====== Data listing

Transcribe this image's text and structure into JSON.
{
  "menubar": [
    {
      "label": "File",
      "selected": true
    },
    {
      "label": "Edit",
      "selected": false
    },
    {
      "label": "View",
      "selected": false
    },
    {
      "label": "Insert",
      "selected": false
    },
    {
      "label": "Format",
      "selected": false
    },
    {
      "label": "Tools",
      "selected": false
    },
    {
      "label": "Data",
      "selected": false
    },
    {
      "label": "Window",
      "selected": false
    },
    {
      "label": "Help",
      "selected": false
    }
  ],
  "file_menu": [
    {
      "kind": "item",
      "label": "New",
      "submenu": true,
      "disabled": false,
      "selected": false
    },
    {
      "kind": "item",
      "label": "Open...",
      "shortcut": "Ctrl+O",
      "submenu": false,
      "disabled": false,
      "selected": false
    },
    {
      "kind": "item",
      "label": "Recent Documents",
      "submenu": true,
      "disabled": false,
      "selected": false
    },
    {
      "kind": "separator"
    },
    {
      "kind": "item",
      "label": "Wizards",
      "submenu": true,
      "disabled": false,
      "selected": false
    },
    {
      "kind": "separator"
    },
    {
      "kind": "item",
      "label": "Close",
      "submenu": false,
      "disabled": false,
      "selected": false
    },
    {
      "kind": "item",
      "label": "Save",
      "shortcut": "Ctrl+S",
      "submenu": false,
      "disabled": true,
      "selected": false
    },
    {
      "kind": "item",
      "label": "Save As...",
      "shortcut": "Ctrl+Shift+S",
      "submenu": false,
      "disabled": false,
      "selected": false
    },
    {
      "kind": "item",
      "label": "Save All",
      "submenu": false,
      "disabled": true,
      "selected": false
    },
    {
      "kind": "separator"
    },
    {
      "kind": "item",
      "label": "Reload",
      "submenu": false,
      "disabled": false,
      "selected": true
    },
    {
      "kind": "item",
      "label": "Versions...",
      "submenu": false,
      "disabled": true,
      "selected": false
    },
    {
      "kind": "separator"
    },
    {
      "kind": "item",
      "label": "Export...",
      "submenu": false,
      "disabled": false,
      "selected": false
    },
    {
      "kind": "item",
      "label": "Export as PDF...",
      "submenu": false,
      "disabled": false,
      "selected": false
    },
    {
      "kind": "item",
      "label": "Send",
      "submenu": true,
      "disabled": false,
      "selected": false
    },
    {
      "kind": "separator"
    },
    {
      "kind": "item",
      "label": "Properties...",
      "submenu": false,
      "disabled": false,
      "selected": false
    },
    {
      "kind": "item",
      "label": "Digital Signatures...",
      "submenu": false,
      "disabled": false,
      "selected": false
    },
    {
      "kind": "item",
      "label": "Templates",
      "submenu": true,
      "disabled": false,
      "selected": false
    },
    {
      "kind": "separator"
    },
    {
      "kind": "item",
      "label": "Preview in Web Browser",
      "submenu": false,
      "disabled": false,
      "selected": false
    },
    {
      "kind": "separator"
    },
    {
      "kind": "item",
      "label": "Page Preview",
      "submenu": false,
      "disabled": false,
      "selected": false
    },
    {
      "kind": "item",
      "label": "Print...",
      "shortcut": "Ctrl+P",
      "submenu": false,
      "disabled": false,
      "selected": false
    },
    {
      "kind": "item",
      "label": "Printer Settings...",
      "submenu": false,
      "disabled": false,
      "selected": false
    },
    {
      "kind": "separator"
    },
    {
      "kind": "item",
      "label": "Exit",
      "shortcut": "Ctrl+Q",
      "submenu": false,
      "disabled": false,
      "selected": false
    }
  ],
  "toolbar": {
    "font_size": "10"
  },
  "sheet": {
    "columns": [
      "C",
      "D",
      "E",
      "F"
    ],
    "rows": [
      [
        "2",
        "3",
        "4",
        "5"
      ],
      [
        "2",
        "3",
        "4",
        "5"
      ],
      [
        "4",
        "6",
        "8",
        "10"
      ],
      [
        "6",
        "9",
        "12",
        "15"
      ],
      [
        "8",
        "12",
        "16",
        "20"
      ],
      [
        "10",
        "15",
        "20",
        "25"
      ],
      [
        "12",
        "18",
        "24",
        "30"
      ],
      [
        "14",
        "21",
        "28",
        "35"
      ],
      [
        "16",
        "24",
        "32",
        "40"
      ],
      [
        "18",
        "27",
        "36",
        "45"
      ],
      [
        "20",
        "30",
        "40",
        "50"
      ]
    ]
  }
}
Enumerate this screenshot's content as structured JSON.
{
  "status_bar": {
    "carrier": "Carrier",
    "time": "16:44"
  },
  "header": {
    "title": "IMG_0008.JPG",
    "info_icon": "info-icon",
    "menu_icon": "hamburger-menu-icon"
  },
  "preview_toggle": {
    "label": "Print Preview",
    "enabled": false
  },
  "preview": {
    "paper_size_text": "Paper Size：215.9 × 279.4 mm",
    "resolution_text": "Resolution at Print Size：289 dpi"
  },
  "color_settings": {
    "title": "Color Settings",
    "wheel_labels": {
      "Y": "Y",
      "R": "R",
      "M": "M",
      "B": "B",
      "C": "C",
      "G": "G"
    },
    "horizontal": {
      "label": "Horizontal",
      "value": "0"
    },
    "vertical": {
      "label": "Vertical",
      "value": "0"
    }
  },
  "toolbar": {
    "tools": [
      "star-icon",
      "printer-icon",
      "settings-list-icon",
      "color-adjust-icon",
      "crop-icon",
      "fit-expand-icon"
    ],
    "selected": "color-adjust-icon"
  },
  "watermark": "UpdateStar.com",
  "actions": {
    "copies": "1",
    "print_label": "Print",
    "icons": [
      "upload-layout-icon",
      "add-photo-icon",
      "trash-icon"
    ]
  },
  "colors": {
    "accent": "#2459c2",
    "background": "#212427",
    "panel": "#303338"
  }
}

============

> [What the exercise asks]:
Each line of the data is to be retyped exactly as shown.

> [The answer]:
Transcribe this image's text and structure into JSON.
{
  "menubar": [
    {
      "label": "File",
      "selected": true
    },
    {
      "label": "Edit",
      "selected": false
    },
    {
      "label": "View",
      "selected": false
    },
    {
      "label": "Insert",
      "selected": false
    },
    {
      "label": "Format",
      "selected": false
    },
    {
      "label": "Tools",
      "selected": false
    },
    {
      "label": "Data",
      "selected": false
    },
    {
      "label": "Window",
      "selected": false
    },
    {
      "label": "Help",
      "selected": false
    }
  ],
  "file_menu": [
    {
      "kind": "item",
      "label": "New",
      "submenu": true,
      "disabled": false,
      "selected": false
    },
    {
      "kind": "item",
      "label": "Open...",
      "shortcut": "Ctrl+O",
      "submenu": false,
      "disabled": false,
      "selected": false
    },
    {
      "kind": "item",
      "label": "Recent Documents",
      "submenu": true,
      "disabled": false,
      "selected": false
    },
    {
      "kind": "separator"
    },
    {
      "kind": "item",
      "label": "Wizards",
      "submenu": true,
      "disabled": false,
      "selected": false
    },
    {
      "kind": "separator"
    },
    {
      "kind": "item",
      "label": "Close",
      "submenu": false,
      "disabled": false,
      "selected": false
    },
    {
      "kind": "item",
      "label": "Save",
      "shortcut": "Ctrl+S",
      "submenu": false,
      "disabled": true,
      "selected": false
    },
    {
      "kind": "item",
      "label": "Save As...",
      "shortcut": "Ctrl+Shift+S",
      "submenu": false,
      "disabled": false,
      "selected": false
    },
    {
      "kind": "item",
      "label": "Save All",
      "submenu": false,
      "disabled": true,
      "selected": false
    },
    {
      "kind": "separator"
    },
    {
      "kind": "item",
      "label": "Reload",
      "submenu": false,
      "disabled": false,
      "selected": true
    },
    {
      "kind": "item",
      "label": "Versions...",
      "submenu": false,
      "disabled": true,
      "selected": false
    },
    {
      "kind": "separator"
    },
    {
      "kind": "item",
      "label": "Export...",
      "submenu": false,
      "disabled": false,
      "selected": false
    },
    {
      "kind": "item",
      "label": "Export as PDF...",
      "submenu": false,
      "disabled": false,
      "selected": false
    },
    {
      "kind": "item",
      "label": "Send",
      "submenu": true,
      "disabled": false,
      "selected": false
    },
    {
      "kind": "separator"
    },
    {
      "kind": "item",
      "label": "Properties...",
      "submenu": false,
      "disabled": false,
      "selected": false
    },
    {
      "kind": "item",
      "label": "Digital Signatures...",
      "submenu": false,
      "disabled": false,
      "selected": false
    },
    {
      "kind": "item",
      "label": "Templates",
      "submenu": true,
      "disabled": false,
      "selected": false
    },
    {
      "kind": "separator"
    },
    {
      "kind": "item",
      "label": "Preview in Web Browser",
      "submenu": false,
      "disabled": false,
      "selected": false
    },
    {
      "kind": "separator"
    },
    {
      "kind": "item",
      "label": "Page Preview",
      "submenu": false,
      "disabled": false,
      "selected": false
    },
    {
      "kind": "item",
      "label": "Print...",
      "shortcut": "Ctrl+P",
      "submenu": false,
      "disabled": false,
      "selected": false
    },
    {
      "kind": "item",
      "label": "Printer Settings...",
      "submenu": false,
      "disabled": false,
      "selected": false
    },
    {
      "kind": "separator"
    },
    {
      "kind": "item",
      "label": "Exit",
      "shortcut": "Ctrl+Q",
      "submenu": false,
      "disabled": false,
      "selected": false
    }
  ],
  "toolbar": {
    "font_size": "10"
  },
  "sheet": {
    "columns": [
      "C",
      "D",
      "E",
      "F"
    ],
    "rows": [
      [
        "2",
        "3",
        "4",
        "5"
      ],
      [
        "2",
        "3",
        "4",
        "5"
      ],
      [
        "4",
        "6",
        "8",
        "10"
      ],
      [
        "6",
        "9",
        "12",
        "15"
      ],
      [
        "8",
        "12",
        "16",
        "20"
      ],
      [
        "10",
        "15",
        "20",
        "25"
      ],
      [
        "12",
        "18",
        "24",
        "30"
      ],
      [
        "14",
        "21",
        "28",
        "35"
      ],
      [
        "16",
        "24",
        "32",
        "40"
      ],
      [
        "18",
        "27",
        "36",
        "45"
      ],
      [
        "20",
        "30",
        "40",
        "50"
      ]
    ]
  }
}
Enumerate this screenshot's content as structured JSON.
{
  "status_bar": {
    "carrier": "Carrier",
    "time": "16:44"
  },
  "header": {
    "title": "IMG_0008.JPG",
    "info_icon": "info-icon",
    "menu_icon": "hamburger-menu-icon"
  },
  "preview_toggle": {
    "label": "Print Preview",
    "enabled": false
  },
  "preview": {
    "paper_size_text": "Paper Size：215.9 × 279.4 mm",
    "resolution_text": "Resolution at Print Size：289 dpi"
  },
  "color_settings": {
    "title": "Color Settings",
    "wheel_labels": {
      "Y": "Y",
      "R": "R",
      "M": "M",
      "B": "B",
      "C": "C",
      "G": "G"
    },
    "horizontal": {
      "label": "Horizontal",
      "value": "0"
    },
    "vertical": {
      "label": "Vertical",
      "value": "0"
    }
  },
  "toolbar": {
    "tools": [
      "star-icon",
      "printer-icon",
      "settings-list-icon",
      "color-adjust-icon",
      "crop-icon",
      "fit-expand-icon"
    ],
    "selected": "color-adjust-icon"
  },
  "watermark": "UpdateStar.com",
  "actions": {
    "copies": "1",
    "print_label": "Print",
    "icons": [
      "upload-layout-icon",
      "add-photo-icon",
      "trash-icon"
    ]
  },
  "colors": {
    "accent": "#2459c2",
    "background": "#212427",
    "panel": "#303338"
  }
}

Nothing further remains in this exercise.